I quit watching NBC because of their politicization of their entertainment—taking their abhorrent messaging from MSNBC and inserting it into their “family viewing.” For instance, embedding their “Green Week” propaganda into the script of their dramas and sitcoms. How Orwellian.

On top of that, if their stars are known conservative bashers who make vile jokes about the right on SNL, at award shows and at other venues, does NBC really think I’m going to enjoy watching them for evening relaxation? (Hello Alec Baldwin, Tina Fey and Amy Poehler, to name a few.)

This is all on top of the general decline of network TV that’s apparently ashamed to have any wholesomely written shows. Why must family shows have parents talking/joking about their sex lives? Is it that much of a challenge to write well without thinking about sex? Can our children have a few years of television viewing without that? Is it impossible to come up with a modern-day Ozzie and Harriet or Father Knows Best that tells engaging stories about trying to be a good person and a loving family? Look at society today. Isn’t it obvious that we could use some of these stories to model?

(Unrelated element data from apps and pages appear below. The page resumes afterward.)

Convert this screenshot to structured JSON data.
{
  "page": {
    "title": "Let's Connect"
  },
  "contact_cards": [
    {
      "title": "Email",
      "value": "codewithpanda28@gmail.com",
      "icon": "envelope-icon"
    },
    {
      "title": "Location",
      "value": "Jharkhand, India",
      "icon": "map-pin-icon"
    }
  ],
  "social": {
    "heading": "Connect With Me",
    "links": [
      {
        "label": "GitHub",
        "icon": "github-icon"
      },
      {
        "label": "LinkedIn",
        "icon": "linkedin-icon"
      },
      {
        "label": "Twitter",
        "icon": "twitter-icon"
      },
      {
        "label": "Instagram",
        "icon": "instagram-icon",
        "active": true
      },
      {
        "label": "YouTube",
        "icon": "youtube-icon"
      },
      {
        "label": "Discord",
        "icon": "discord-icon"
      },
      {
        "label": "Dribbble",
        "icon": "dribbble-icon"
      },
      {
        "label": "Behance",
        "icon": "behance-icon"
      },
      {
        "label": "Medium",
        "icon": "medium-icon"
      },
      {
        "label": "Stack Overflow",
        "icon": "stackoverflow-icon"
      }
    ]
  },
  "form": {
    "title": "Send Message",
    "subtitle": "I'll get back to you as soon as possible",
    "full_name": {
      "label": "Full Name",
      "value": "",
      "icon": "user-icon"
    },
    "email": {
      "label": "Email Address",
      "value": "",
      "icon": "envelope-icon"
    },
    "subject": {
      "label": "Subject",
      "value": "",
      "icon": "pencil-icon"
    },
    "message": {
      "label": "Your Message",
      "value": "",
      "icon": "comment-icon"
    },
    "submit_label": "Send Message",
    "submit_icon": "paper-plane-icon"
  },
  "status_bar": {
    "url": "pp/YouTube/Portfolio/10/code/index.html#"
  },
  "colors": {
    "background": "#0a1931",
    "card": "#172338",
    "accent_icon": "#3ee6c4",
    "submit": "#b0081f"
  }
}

Perhaps if NBC—and other networks—actually hired some conservatives in their programming departments, they might provide some television for the half of the country they currently ignore. That would surely give them a boost in ratings.

Lastly, the final straw that caused us to give up on most television is the constant cancelling of television shows. We’ve been burned so many times, just getting into a show and then poof, it’s mysteriously gone. Why waste the effort to tune in when it’s more likely than not that the show won’t make it a whole season. But then if it does, we’ve missed out on all the early shows and it’s just too much effort to try to catch up now. Why not offer a guarantee that the show will air the full season?

Oh, and quit scheduling your good shows up against your competitors’ best shows. There are many evenings when there is nothing interesting, but a few hours a week, the shows would watch all air at the same time. That ends up being a good thing for us, in that we don’t have our lives devoted to television all night, every night, and can enjoy books, music, videos, and occasionally an on-demand airing of a show that was stupid enough to air when we couldn’t watch it, if we haven’t completely forgotten about it.

Oddly enough, if I’m in the mood for comedy and want to watch an NBC property, I don’t turn to Bravo or Style or A&E. Instead, I’ll watch MSNBC. Now that’s some pure comedy gold.

|Musical Interlude | Prudence Potpourri

Koch Brothers Attacked by Russian Folk Singers!

Subversive left-wing propaganda has been discovered:

“Democracy is for people, but not ALL people. So sit down, shut up and listen to us.” couldn’t have said it better themselves.